Copyright © Brigham and Women's Hospital

If you have a comment, please Contact us.

Issuers of news releases, not 7th Wave, Inc. or Nanotechnology Now, are solely responsible for the accuracy of the content.

Bookmark:
Delicious Digg Newsvine Google Yahoo Reddit Magnoliacom Furl Facebook

Related News Press

News and information

Iranians Present Model to Predict Photocatalytic Process in Removal of Pollutants October 30th, 2014

Production of Biocompatible Polymers in Iran October 30th, 2014

Amorphous Coordination Polymer Particles as alternative to classical nanoplatforms for nanomedicine October 30th, 2014

Nanosafety research – there’s room for improvement October 29th, 2014

Govt.-Legislation/Regulation/Funding/Policy

'Electronic skin' could improve early breast cancer detection October 29th, 2014

New solar power material converts 90 percent of captured light into heat: SunShot Project aims to make solar cost competitive October 29th, 2014

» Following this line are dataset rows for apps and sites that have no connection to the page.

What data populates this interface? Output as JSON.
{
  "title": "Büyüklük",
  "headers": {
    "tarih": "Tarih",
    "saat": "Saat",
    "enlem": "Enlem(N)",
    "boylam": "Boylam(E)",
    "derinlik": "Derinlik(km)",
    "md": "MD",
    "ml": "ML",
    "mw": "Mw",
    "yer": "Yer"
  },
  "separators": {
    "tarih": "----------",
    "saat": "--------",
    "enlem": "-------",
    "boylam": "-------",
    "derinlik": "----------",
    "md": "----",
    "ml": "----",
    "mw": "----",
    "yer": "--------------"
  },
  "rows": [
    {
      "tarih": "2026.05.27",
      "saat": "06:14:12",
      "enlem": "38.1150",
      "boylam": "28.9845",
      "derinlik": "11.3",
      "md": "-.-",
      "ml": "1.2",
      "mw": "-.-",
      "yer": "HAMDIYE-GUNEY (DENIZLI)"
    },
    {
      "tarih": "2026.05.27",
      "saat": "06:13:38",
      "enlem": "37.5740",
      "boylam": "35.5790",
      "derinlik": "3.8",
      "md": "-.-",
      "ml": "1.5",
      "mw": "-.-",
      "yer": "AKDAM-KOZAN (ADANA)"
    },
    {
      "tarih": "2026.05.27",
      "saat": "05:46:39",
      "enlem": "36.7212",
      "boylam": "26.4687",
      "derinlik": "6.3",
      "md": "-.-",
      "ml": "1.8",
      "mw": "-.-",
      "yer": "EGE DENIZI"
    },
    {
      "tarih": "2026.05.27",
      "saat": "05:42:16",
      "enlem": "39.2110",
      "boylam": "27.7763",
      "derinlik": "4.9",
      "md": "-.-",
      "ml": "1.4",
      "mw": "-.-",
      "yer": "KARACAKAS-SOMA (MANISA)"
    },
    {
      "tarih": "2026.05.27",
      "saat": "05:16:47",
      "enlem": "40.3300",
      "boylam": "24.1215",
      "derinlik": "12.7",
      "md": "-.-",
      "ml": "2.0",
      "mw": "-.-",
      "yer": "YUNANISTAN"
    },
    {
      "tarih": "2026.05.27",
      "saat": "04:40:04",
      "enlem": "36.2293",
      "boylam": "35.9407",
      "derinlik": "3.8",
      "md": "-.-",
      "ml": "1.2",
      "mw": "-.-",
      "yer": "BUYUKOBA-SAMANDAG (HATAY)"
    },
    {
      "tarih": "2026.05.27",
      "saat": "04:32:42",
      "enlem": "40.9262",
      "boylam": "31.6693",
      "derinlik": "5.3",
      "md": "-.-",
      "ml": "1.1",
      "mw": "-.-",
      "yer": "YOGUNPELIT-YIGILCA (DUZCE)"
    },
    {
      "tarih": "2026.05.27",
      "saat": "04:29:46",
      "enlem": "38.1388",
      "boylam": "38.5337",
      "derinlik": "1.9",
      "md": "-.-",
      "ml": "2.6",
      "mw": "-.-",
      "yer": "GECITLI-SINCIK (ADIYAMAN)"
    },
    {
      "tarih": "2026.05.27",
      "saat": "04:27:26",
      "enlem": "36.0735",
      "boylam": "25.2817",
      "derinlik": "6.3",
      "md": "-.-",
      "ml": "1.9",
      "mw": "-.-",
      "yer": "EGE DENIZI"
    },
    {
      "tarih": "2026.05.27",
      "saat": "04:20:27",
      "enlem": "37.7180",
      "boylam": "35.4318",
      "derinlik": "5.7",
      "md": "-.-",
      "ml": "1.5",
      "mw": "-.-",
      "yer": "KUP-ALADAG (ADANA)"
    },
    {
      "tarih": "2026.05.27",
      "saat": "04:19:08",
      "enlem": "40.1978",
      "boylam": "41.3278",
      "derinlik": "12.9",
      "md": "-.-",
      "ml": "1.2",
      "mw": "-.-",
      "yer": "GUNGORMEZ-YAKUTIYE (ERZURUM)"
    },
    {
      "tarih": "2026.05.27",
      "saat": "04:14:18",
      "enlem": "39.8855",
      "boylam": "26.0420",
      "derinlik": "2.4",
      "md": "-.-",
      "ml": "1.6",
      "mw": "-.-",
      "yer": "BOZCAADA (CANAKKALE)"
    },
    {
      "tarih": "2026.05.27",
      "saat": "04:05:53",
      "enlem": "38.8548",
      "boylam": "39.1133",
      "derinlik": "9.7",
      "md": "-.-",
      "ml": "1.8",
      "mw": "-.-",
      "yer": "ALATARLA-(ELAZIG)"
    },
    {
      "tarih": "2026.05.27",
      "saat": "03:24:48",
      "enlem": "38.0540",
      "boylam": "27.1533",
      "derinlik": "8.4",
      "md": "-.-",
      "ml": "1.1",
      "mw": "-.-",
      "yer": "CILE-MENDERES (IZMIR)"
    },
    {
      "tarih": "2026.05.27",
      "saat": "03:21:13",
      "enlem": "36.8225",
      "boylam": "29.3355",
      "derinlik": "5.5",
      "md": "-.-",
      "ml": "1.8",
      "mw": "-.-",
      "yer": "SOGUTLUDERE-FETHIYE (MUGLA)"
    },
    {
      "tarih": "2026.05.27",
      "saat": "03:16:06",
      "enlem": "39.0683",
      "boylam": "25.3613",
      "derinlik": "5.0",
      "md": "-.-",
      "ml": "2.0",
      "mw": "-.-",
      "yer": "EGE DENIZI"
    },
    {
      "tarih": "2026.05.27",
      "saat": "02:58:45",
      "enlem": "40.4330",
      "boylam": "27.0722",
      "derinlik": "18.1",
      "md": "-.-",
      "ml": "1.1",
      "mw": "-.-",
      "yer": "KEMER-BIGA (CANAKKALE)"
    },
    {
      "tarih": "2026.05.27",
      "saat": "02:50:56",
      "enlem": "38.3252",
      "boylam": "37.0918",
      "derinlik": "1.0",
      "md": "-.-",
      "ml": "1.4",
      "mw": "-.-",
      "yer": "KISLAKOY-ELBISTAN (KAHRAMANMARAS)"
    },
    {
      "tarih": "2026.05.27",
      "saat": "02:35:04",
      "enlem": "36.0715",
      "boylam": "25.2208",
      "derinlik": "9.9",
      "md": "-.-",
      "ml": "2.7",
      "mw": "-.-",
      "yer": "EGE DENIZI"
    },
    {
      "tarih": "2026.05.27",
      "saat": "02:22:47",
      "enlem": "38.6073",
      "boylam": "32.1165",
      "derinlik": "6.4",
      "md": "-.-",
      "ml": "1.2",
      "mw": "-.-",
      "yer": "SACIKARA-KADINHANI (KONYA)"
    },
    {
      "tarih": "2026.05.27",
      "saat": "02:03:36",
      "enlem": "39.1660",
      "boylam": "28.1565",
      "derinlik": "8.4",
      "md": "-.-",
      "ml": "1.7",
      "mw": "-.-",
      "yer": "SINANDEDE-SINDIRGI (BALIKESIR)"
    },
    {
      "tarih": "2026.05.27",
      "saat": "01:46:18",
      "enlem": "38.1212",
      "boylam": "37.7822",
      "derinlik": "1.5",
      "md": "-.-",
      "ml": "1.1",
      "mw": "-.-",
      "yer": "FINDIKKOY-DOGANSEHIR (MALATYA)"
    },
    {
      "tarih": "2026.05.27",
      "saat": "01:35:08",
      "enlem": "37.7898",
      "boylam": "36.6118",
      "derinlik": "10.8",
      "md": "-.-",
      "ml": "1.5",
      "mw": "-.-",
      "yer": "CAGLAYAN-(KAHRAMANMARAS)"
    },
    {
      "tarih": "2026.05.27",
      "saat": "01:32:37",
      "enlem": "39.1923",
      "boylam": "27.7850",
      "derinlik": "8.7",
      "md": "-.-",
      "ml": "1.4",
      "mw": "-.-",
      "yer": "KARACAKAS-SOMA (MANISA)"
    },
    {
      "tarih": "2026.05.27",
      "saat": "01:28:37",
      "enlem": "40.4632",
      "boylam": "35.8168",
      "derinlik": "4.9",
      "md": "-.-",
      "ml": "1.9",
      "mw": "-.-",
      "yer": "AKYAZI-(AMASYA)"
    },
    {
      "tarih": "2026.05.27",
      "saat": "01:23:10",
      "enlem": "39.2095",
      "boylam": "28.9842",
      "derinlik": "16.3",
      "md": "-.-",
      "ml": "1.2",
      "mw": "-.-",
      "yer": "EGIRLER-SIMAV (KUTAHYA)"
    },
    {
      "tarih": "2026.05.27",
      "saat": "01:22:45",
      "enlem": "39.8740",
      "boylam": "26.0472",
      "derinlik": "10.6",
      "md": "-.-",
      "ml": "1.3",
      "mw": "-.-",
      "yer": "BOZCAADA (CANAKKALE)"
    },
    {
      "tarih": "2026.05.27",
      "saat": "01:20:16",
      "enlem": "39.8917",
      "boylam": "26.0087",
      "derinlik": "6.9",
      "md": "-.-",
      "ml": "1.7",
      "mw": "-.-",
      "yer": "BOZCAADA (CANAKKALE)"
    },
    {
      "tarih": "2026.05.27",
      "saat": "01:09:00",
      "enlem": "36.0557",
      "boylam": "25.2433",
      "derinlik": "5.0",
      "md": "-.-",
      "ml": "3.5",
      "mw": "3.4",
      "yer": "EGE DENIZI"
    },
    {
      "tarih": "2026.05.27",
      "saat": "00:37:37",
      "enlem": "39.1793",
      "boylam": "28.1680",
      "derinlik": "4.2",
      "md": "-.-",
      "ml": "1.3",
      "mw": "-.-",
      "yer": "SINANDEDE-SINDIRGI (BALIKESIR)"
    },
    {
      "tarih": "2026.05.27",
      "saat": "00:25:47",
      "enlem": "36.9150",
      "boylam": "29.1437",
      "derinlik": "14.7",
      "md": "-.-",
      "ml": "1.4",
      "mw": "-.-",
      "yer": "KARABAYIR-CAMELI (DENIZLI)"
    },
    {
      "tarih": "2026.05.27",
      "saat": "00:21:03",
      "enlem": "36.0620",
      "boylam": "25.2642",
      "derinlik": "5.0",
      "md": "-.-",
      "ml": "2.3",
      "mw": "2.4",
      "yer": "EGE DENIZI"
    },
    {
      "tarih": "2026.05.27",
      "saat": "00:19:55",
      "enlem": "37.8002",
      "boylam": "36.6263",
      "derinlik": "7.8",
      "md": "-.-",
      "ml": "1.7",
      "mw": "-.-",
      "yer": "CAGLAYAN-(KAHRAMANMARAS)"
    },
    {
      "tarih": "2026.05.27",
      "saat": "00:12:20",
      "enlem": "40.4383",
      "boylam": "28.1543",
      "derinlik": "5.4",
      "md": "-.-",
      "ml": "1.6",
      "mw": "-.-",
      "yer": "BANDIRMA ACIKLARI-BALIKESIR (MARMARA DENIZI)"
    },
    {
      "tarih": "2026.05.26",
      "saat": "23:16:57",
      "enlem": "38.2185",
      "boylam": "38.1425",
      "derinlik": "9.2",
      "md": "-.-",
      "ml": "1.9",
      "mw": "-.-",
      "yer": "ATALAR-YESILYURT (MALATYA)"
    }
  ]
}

Tiny carbon nanotube pores make big impact October 29th, 2014

Microrockets fueled by water neutralize chemical and biological warfare agents October 29th, 2014

Nanomedicine

Production of Biocompatible Polymers in Iran October 30th, 2014

Amorphous Coordination Polymer Particles as alternative to classical nanoplatforms for nanomedicine October 30th, 2014

'Electronic skin' could improve early breast cancer detection October 29th, 2014

Tiny carbon nanotube pores make big impact October 29th, 2014

Discoveries

Iranians Present Model to Predict Photocatalytic Process in Removal of Pollutants October 30th, 2014

Production of Biocompatible Polymers in Iran October 30th, 2014

Amorphous Coordination Polymer Particles as alternative to classical nanoplatforms for nanomedicine October 30th, 2014

New solar power material converts 90 percent of captured light into heat: SunShot Project aims to make solar cost competitive October 29th, 2014

Announcements

Iranians Present Model to Predict Photocatalytic Process in Removal of Pollutants October 30th, 2014

Production of Biocompatible Polymers in Iran October 30th, 2014

Amorphous Coordination Polymer Particles as alternative to classical nanoplatforms for nanomedicine October 30th, 2014

Nanosafety research – there’s room for improvement October 29th, 2014

Military

Microrockets fueled by water neutralize chemical and biological warfare agents October 29th, 2014

Breakthrough in molecular electronics paves the way for DNA-based computer circuits in the future: DNA-based programmable circuits could be more sophisticated, cheaper and simpler to make October 27th, 2014

NanoTechnology for Defense (NT4D) October 22nd, 2014

Imaging electric charge propagating along microbial nanowires October 20th, 2014

Nanobiotechnology

Tiny carbon nanotube pores make big impact October 29th, 2014

Molecular beacons shine light on how cells 'crawl' October 27th, 2014

Breakthrough in molecular electronics paves the way for DNA-based computer circuits in the future: DNA-based programmable circuits could be more sophisticated, cheaper and simpler to make October 27th, 2014

NYU Researchers Break Nano Barrier to Engineer the First Protein Microfiber October 23rd, 2014

NanoNews-Digest
The latest news from around the world, FREE





  Premium Products
NanoNews-Custom
Only the news you want to read!
 Learn More
NanoTech-Transfer
University Technology Transfer & Patents
 Learn More
NanoStrategies
Full-service, expert consulting
 Learn More














ASP
Nanotechnology Now Featured Books




NNN

The Hunger Project







© Copyright 1999-2014 7th Wave, Inc. All Rights Reserved PRIVACY POLICY :: CONTACT US :: STATS :: SITE MAP :: ADVERTISE